Samuel Nartey George, the Ningo-Prampram MP says Ghana’s healthcare inefficiency is “political and witchcraft”.

According to him, it will take only political will to improve the healthcare system of the country.

“The problem of fixing the health sector is politics and witchcraft,” George told Bernard Avle on Citi TV monitored by GhanaWeb on Wednesday, May 19.

Sam George has been unhappy about the death of a 12-year-old son of an Assemblyman in his constituency who was rushed to Battor Catholic Hospital but due to his condition, doctors at the hospital advised that he be transferred to the Korle Bu Teaching Hospital.

Due to what is called the “no bed syndrome” in health facilities in Ghana, Korle Bu refused to admit the patient because there was no bed!

Sam George indicated that “calls were made to 37 Military Hospital, and they agreed to take the child. This was about 3 pm. Then the next hurdle began. The National Ambulance Service was called to transport the child. Getting the Service was another issue entirely.

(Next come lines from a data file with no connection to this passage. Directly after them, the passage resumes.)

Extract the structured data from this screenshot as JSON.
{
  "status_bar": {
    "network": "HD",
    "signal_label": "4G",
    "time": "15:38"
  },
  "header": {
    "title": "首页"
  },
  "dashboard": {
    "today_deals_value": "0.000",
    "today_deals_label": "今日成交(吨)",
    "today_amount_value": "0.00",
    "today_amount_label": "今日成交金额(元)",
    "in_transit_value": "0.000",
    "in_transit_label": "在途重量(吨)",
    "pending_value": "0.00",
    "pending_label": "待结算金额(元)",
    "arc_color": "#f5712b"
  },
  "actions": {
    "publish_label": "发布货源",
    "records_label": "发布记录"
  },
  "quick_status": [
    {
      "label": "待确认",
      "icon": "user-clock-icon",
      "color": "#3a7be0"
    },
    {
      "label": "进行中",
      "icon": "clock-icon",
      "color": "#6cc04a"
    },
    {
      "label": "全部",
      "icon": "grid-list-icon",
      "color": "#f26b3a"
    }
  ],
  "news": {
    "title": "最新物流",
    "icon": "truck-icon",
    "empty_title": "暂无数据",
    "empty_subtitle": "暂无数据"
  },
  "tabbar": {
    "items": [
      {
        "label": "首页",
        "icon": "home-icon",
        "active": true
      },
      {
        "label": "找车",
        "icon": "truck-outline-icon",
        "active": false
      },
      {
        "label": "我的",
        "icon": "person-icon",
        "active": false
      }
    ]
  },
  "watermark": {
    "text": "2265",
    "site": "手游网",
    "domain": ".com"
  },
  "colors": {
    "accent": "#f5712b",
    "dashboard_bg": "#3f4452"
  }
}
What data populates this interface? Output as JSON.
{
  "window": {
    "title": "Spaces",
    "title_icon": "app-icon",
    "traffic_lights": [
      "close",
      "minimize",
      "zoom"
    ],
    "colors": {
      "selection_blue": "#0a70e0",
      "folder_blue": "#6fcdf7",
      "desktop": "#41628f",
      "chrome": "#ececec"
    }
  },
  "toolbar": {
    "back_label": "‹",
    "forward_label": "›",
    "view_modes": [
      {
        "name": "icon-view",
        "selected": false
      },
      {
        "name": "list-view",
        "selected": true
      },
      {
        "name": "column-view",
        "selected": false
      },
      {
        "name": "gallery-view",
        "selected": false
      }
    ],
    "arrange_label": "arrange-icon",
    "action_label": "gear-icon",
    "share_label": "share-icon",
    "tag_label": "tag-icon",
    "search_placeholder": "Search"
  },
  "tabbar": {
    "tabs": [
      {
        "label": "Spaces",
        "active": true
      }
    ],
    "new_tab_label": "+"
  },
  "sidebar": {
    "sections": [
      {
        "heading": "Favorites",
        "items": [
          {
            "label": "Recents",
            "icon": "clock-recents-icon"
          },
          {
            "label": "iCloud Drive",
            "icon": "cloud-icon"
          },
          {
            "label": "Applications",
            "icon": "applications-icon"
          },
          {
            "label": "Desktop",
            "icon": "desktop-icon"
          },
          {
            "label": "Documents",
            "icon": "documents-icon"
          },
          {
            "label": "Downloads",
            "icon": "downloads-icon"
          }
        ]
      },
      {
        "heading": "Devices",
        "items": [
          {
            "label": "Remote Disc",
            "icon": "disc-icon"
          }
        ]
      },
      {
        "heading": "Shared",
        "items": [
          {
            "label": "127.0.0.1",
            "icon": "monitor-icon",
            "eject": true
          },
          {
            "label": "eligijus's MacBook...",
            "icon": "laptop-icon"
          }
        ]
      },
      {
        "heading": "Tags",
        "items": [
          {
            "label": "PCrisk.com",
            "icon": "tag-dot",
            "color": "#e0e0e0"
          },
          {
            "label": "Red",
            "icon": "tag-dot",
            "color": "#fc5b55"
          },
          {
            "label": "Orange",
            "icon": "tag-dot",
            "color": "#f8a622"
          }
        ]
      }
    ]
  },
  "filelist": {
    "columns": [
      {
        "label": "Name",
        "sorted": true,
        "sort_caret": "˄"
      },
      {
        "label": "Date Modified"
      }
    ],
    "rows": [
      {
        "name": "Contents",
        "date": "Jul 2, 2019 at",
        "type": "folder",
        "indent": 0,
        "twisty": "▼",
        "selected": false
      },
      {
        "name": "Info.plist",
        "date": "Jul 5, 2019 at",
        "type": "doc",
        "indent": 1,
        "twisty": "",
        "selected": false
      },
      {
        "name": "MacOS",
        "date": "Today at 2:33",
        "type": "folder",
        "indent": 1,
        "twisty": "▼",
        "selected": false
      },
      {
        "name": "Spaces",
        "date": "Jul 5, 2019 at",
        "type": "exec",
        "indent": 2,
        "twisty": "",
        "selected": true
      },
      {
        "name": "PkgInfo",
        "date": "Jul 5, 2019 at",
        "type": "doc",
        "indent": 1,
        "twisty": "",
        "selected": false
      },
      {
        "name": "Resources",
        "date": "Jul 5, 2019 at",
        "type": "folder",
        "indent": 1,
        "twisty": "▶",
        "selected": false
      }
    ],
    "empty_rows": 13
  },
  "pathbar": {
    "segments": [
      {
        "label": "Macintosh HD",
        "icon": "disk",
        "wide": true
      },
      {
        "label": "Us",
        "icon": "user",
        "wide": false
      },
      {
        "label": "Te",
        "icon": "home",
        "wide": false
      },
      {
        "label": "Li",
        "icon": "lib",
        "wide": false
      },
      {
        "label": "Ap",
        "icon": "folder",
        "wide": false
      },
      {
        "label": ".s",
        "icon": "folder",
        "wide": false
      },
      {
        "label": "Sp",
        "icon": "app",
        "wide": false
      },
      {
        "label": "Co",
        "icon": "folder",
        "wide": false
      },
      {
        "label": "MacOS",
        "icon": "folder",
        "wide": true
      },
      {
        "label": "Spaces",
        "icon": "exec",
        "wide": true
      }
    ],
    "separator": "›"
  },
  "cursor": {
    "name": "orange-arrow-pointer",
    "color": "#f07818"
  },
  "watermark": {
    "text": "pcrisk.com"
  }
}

After getting the service, they insisted that they cannot move the child until they got their own independent confirmation from 37 Military Hospital. For well over five hours, they could not get anyone from 37 to confirm.

It was at this point the Assemblyman in desperation called me. I quickly reached out to my colleague and brother Samuel Okudzeto Ablakwa who is the MP for the area to see if he could intervene with the Battor Clinic. He immediately called Dr. Atuguba who is the Head of the facility and put me in touch with him. It became clear quickly that Battor had done all they could and it was in the hands of 37 Military Hospital.

Ablakwa again called a constituent of his who is a doctor at 37 to see if he could help us. At this point, we had finally got an ambulance on standby to convey the child. By the time we got a Doctor at 37 to get involved and give the all-clear to the ambulance service, the little boy blacked out and could not be resuscitated. He died at 10:05 pm.”

Sam George explained that at the time the 12-year-old boy died at 10.05 pm, there were about 500 beds at the University of Ghana Medical Centre (UGMC) but “someone’s political decision which is tantamount to witchcraft says that [the hospital] should not be utilized fully”.

He added that when the medical practitioners at Battor Catholic Hospital did an X-ray on the child and they realized that he had a pelvic fracture, they needed to move him to a bigger referral hospital for surgery to be done immediately.

“The referral hospitals you have are either Korle Bu, 37, Ridge or UGMC – which is supposed to be a quaternary level hospital – but for some reason, [….] we’ve decided that UGMC will not be fully utilized,” Sam George said.

He described the “We” in his statement as referring to the “politician”.

When asked if he was sure the beds at UGMC were in operation, Sam George replied, “they are there, they are available, the equipment is there. It is a quaternary level hospital. That hospital is the same kind of hospital our top politicians travel from here to Israel and go to the Sheba Medical Centre…that UGMC hospital is a direct replica of Sheba Medical Centre.”

Sam George hinted that he was going to pursue the matter in Parliament and pray on the Speaker to call those in charge of the healthcare system before the House to answer certain questions, including questions on why Ghana continues to experience a “no bed syndrome” for innocent lives to die.